Requirement. Look through the records below and say how many lines include "JSON". Give only that number.

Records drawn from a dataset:
━━━━━━

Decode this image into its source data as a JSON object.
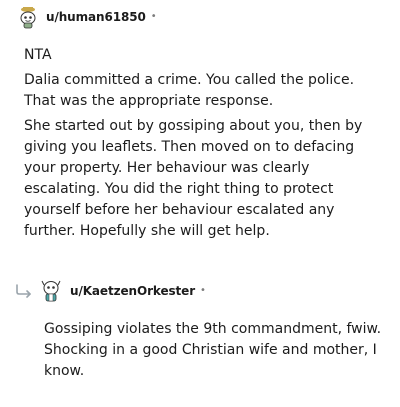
{
  "comment": {
    "username": "u/human61850",
    "avatar_icon": "snoo-avatar-icon",
    "separator": "•",
    "paragraphs": [
      "NTA",
      "Dalia committed a crime. You called the police. That was the appropriate response.",
      "She started out by gossiping about you, then by giving you leaflets. Then moved on to defacing your property. Her behaviour was clearly escalating. You did the right thing to protect yourself before her behaviour escalated any further. Hopefully she will get help."
    ]
  },
  "reply": {
    "reply_icon": "reply-arrow-icon",
    "avatar_icon": "snoo-avatar-icon",
    "username": "u/KaetzenOrkester",
    "separator": "•",
    "paragraphs": [
      "Gossiping violates the 9th commandment, fwiw. Shocking in a good Christian wife and mother, I know."
    ]
  },
  "colors": {
    "text": "#1c1c1c",
    "meta": "#7c7c7c",
    "background": "#ffffff"
  }
}
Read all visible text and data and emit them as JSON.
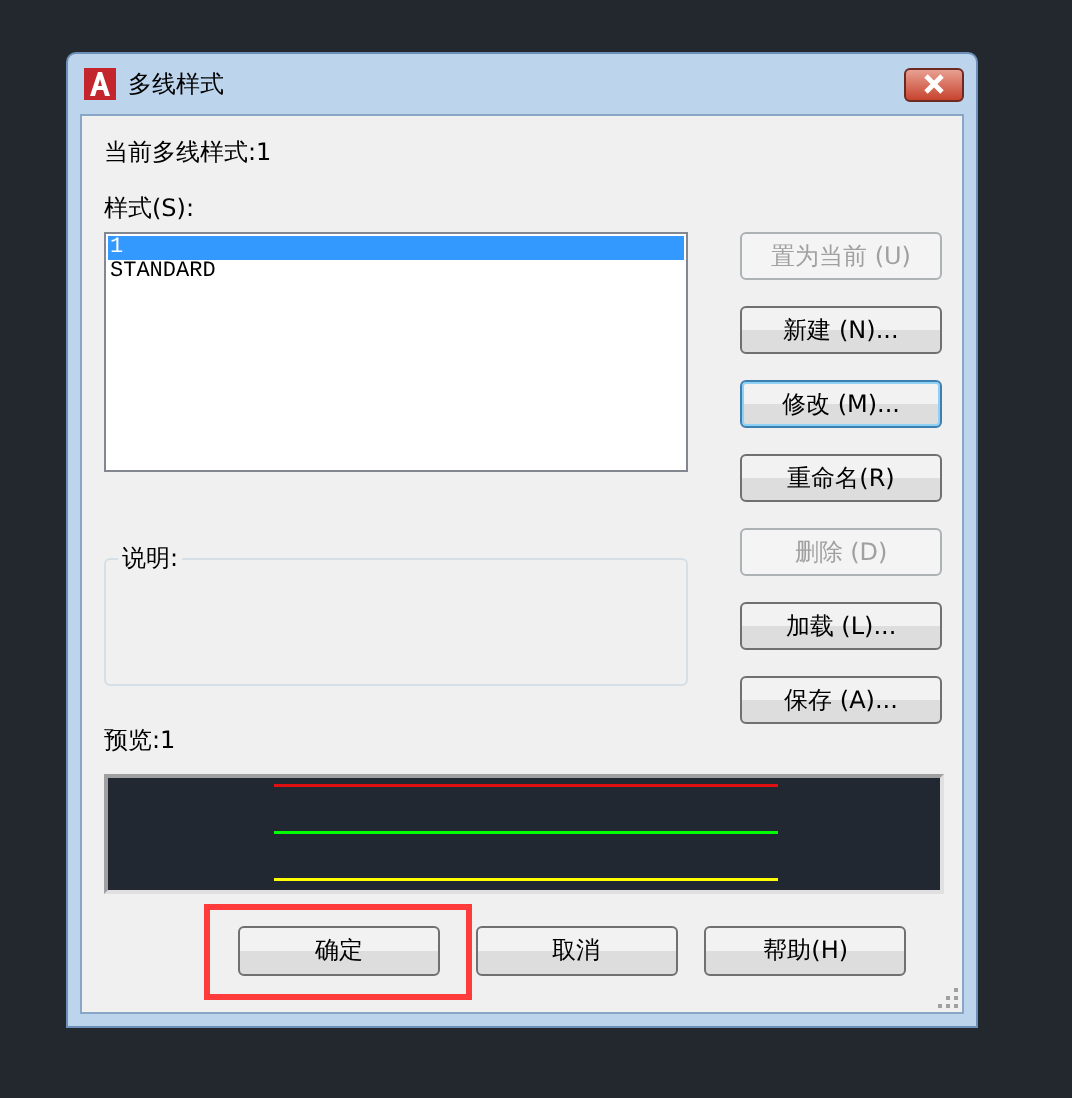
{
  "window": {
    "title": "多线样式"
  },
  "current_style": "当前多线样式:1",
  "styles_label": "样式(S):",
  "styles": [
    {
      "name": "1",
      "selected": true
    },
    {
      "name": "STANDARD",
      "selected": false
    }
  ],
  "side_buttons": [
    {
      "label": "置为当前 (U)",
      "disabled": true,
      "focused": false
    },
    {
      "label": "新建 (N)...",
      "disabled": false,
      "focused": false
    },
    {
      "label": "修改 (M)...",
      "disabled": false,
      "focused": true
    },
    {
      "label": "重命名(R)",
      "disabled": false,
      "focused": false
    },
    {
      "label": "删除 (D)",
      "disabled": true,
      "focused": false
    },
    {
      "label": "加载 (L)...",
      "disabled": false,
      "focused": false
    },
    {
      "label": "保存 (A)...",
      "disabled": false,
      "focused": false
    }
  ],
  "description": {
    "label": "说明:"
  },
  "preview": {
    "label": "预览:1",
    "lines": [
      {
        "color": "#e01010"
      },
      {
        "color": "#00ff00"
      },
      {
        "color": "#ffff00"
      }
    ]
  },
  "bottom_buttons": [
    {
      "label": "确定",
      "highlighted": true
    },
    {
      "label": "取消",
      "highlighted": false
    },
    {
      "label": "帮助(H)",
      "highlighted": false
    }
  ]
}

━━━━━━

Reply to the exercise. 2